BEGIN Data for processing

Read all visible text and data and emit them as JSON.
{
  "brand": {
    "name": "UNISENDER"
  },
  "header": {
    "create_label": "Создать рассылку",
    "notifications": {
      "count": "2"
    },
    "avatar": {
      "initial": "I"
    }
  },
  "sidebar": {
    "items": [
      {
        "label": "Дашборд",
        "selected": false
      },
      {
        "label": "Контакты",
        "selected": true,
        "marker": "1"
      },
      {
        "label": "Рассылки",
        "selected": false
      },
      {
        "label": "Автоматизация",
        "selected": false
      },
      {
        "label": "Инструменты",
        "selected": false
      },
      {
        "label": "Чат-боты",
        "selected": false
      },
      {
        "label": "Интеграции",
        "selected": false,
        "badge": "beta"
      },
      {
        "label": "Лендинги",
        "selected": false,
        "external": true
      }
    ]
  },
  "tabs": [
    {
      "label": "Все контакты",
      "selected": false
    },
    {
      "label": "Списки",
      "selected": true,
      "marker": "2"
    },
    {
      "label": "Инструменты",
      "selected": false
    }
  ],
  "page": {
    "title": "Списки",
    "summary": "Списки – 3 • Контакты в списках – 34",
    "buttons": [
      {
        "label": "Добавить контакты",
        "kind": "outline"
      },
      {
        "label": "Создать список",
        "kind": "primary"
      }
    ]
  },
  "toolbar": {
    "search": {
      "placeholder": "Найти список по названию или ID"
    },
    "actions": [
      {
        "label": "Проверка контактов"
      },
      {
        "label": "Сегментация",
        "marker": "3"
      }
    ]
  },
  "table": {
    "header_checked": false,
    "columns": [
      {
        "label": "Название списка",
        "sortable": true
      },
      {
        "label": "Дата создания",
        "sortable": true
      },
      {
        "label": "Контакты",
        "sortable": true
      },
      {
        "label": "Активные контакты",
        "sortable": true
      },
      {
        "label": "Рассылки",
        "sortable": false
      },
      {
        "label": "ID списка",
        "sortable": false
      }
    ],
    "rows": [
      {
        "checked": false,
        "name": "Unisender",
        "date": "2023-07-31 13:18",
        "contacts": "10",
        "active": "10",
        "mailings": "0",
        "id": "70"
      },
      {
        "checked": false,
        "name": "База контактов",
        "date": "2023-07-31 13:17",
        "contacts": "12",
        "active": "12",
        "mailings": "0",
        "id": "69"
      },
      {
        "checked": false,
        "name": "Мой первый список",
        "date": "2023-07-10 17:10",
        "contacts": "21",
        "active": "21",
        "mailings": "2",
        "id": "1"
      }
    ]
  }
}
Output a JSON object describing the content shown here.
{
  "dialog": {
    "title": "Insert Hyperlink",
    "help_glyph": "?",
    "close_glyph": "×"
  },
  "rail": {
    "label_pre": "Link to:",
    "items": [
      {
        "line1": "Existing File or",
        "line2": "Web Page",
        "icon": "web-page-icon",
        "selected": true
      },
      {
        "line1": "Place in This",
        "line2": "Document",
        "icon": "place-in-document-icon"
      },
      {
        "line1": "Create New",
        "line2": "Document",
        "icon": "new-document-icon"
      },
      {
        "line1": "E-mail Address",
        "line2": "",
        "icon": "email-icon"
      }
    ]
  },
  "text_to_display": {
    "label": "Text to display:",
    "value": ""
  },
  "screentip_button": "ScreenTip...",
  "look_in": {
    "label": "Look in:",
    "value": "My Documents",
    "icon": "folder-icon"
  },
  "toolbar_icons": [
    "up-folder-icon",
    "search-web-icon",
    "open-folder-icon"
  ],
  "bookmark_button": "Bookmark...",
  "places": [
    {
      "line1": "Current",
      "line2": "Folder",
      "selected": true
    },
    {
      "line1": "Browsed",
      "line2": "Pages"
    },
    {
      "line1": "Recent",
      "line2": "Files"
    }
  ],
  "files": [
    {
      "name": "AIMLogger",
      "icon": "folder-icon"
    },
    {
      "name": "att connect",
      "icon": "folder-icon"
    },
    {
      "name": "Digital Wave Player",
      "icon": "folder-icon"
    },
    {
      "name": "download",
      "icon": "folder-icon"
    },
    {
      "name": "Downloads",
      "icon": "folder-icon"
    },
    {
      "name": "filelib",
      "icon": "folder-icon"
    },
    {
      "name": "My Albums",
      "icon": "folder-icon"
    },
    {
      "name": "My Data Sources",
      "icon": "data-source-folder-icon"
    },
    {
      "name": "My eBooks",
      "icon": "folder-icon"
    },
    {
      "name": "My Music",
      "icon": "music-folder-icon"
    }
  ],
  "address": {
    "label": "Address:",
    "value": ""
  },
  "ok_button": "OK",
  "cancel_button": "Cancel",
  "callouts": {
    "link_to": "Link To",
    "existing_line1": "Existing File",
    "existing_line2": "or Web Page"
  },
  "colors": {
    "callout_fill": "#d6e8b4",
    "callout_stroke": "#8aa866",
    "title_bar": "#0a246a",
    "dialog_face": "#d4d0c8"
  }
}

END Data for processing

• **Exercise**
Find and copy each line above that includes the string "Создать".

• **Worked solution**
    "create_label": "Создать рассылку",
        "label": "Создать список",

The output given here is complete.